**Work to complete:**
If a line in the entries below holds the string "content", copy it.

══ Given entries

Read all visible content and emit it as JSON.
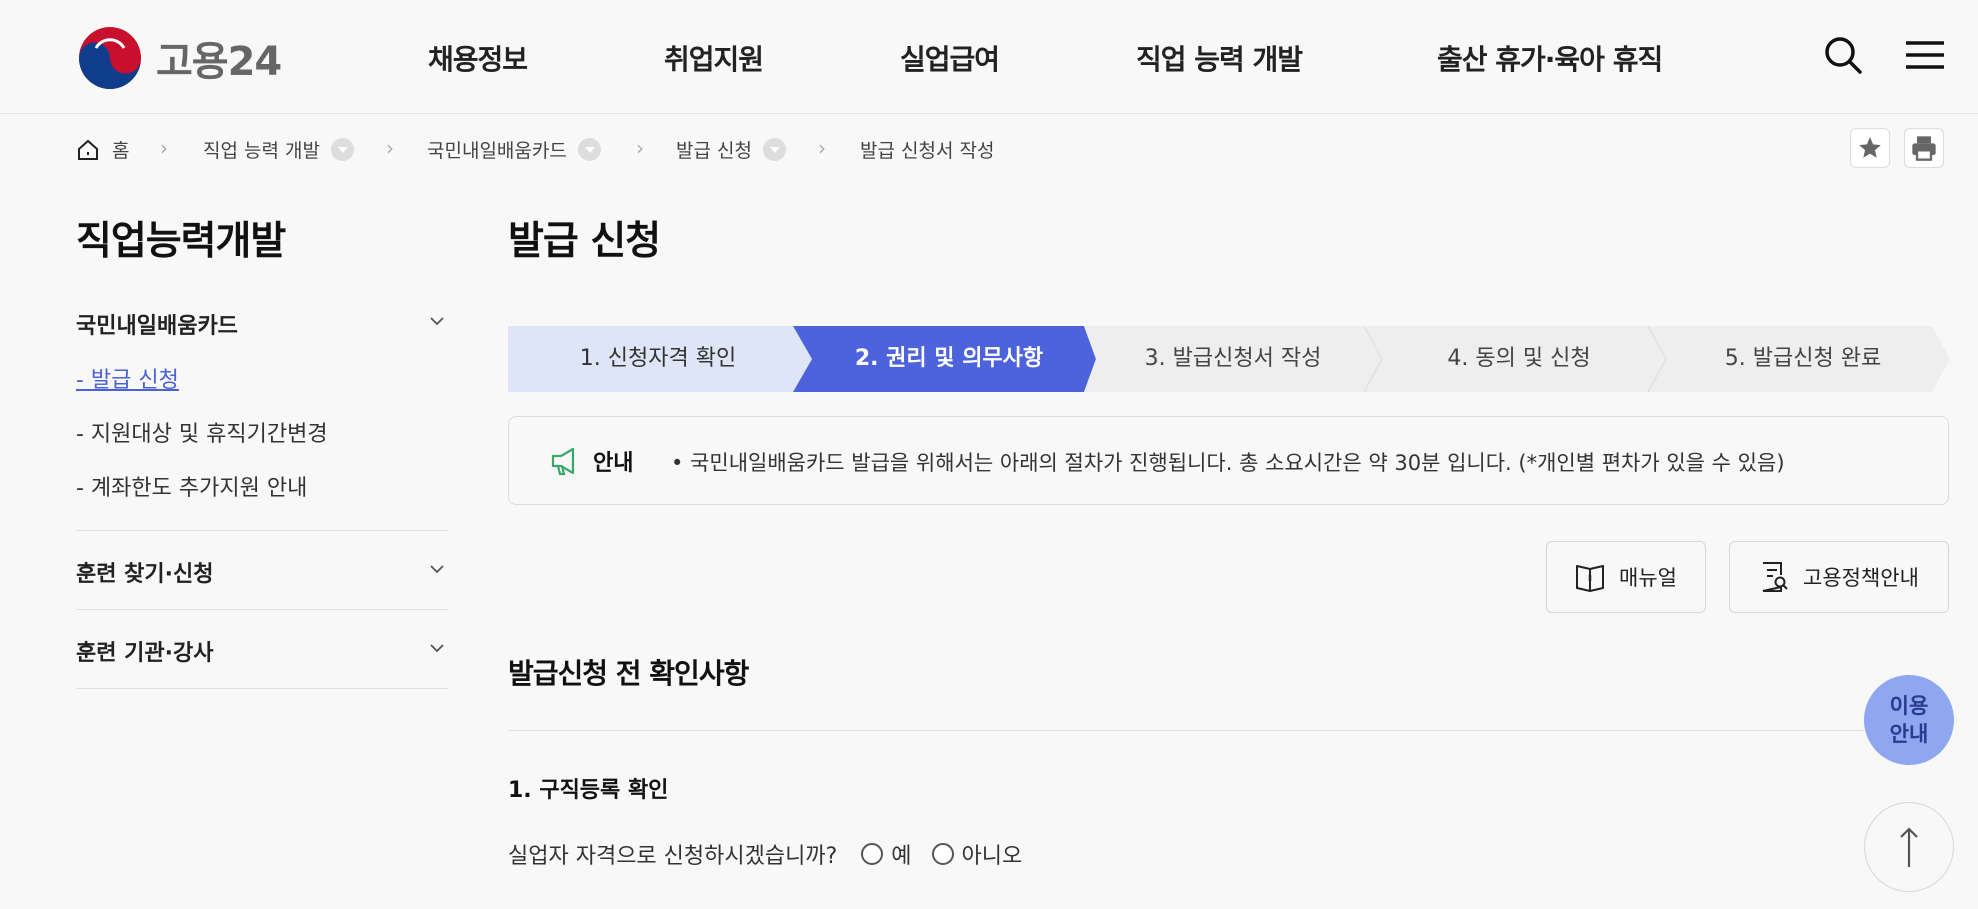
{
  "header": {
    "logo_text": "고용24",
    "nav": [
      "채용정보",
      "취업지원",
      "실업급여",
      "직업 능력 개발",
      "출산 휴가·육아 휴직"
    ]
  },
  "breadcrumb": {
    "home": "홈",
    "items": [
      "직업 능력 개발",
      "국민내일배움카드",
      "발급 신청",
      "발급 신청서 작성"
    ]
  },
  "lnb": {
    "title": "직업능력개발",
    "groups": [
      "국민내일배움카드",
      "훈련 찾기·신청",
      "훈련 기관·강사"
    ],
    "sub_items": [
      "- 발급 신청",
      "- 지원대상 및 휴직기간변경",
      "- 계좌한도 추가지원 안내"
    ],
    "active_index": 0
  },
  "content": {
    "page_title": "발급 신청",
    "steps": [
      "1. 신청자격 확인",
      "2. 권리 및 의무사항",
      "3. 발급신청서 작성",
      "4. 동의 및 신청",
      "5. 발급신청 완료"
    ],
    "current_step": 2,
    "notice_label": "안내",
    "notice_text": "• 국민내일배움카드 발급을 위해서는 아래의 절차가 진행됩니다. 총 소요시간은 약 30분 입니다. (*개인별 편차가 있을 수 있음)",
    "manual_button": "매뉴얼",
    "policy_button": "고용정책안내",
    "section_title": "발급신청 전 확인사항",
    "question_title": "1. 구직등록 확인",
    "question_text": "실업자 자격으로 신청하시겠습니까?",
    "option_yes": "예",
    "option_no": "아니오"
  },
  "floating": {
    "guide_line1": "이용",
    "guide_line2": "안내"
  },
  "colors": {
    "accent": "#4c63db",
    "step_done": "#dde5f6",
    "step_pending": "#eeeeee",
    "float_guide": "#8fa6f0"
  }
}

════

**Response to this exercise:**
Read all visible content and emit it as JSON.
  "content": {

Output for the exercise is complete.